> Assignment:
Filter the records for "date" and keep each line that has it.

START Supplied records

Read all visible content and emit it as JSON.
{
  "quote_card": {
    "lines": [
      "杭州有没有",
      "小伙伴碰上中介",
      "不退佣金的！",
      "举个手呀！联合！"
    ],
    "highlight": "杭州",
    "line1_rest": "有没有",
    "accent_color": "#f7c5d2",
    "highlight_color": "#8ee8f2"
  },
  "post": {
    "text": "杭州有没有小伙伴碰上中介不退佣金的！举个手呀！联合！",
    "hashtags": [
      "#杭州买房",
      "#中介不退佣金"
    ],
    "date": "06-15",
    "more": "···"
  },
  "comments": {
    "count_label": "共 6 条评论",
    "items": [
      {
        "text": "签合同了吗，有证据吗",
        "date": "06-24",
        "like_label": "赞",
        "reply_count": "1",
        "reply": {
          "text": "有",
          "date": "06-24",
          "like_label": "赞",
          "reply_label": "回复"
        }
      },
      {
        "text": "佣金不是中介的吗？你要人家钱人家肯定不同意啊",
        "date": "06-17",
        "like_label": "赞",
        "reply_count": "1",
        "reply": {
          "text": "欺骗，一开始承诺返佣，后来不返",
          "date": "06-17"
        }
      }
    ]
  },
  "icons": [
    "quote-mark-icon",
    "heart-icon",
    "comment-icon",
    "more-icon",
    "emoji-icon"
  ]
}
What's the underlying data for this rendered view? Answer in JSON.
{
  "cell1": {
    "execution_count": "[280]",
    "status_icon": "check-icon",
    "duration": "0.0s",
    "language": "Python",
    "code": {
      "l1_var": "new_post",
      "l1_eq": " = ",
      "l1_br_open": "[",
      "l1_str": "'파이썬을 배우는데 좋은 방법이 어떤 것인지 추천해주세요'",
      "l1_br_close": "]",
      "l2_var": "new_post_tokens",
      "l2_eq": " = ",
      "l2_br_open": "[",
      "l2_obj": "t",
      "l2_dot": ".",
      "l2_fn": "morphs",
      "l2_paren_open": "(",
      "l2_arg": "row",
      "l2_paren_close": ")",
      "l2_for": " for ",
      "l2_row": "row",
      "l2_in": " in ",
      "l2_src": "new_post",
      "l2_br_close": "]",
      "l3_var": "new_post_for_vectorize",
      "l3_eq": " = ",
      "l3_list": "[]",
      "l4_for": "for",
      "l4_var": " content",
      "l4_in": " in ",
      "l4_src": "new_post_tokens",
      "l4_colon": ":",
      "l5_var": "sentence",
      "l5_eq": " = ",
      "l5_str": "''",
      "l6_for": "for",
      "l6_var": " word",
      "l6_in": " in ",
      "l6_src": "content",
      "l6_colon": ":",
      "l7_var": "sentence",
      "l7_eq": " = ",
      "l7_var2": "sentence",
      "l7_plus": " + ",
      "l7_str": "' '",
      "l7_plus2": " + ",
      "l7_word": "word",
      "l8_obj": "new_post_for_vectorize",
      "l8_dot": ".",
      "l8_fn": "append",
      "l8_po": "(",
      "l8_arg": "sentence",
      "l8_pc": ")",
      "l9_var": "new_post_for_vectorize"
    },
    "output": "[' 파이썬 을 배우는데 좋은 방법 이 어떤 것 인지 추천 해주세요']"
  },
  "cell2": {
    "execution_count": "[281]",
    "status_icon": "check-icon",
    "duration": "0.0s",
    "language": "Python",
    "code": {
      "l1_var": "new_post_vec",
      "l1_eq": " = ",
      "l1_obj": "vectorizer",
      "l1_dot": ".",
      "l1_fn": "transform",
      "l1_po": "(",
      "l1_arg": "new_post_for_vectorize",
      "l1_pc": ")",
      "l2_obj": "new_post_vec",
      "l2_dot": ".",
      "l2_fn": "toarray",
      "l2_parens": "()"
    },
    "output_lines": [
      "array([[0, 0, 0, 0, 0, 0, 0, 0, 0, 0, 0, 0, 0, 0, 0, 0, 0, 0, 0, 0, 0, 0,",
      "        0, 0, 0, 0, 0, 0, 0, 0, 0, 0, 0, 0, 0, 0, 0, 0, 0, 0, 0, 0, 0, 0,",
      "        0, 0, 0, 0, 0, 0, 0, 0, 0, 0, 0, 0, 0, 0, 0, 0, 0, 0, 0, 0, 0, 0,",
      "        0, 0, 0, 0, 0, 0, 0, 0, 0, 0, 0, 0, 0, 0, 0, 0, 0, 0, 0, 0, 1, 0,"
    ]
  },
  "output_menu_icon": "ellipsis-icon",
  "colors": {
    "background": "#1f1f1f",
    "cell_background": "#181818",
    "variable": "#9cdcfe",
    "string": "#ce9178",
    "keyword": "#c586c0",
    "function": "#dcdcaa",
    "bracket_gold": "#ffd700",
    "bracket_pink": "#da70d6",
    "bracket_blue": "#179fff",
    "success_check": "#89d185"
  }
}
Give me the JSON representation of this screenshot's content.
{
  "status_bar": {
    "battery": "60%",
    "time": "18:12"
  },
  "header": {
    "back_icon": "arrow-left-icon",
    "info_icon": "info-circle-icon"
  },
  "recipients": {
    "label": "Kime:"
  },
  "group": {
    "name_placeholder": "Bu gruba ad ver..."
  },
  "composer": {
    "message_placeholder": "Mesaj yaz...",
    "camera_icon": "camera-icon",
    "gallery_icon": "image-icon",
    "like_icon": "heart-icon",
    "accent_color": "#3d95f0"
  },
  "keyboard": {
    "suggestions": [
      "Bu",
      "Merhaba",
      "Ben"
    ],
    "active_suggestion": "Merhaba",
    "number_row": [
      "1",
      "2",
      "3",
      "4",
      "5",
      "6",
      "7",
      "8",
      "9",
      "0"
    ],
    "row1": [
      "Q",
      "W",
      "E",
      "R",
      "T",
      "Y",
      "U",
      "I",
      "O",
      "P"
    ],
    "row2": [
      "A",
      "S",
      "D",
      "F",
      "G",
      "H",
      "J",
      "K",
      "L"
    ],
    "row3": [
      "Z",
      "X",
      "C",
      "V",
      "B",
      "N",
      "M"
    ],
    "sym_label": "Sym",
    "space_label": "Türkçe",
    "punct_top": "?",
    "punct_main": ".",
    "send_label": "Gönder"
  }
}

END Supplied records

> Answer space:
    "date": "06-15",
        "date": "06-24",
          "date": "06-24",
        "date": "06-17",
          "date": "06-17"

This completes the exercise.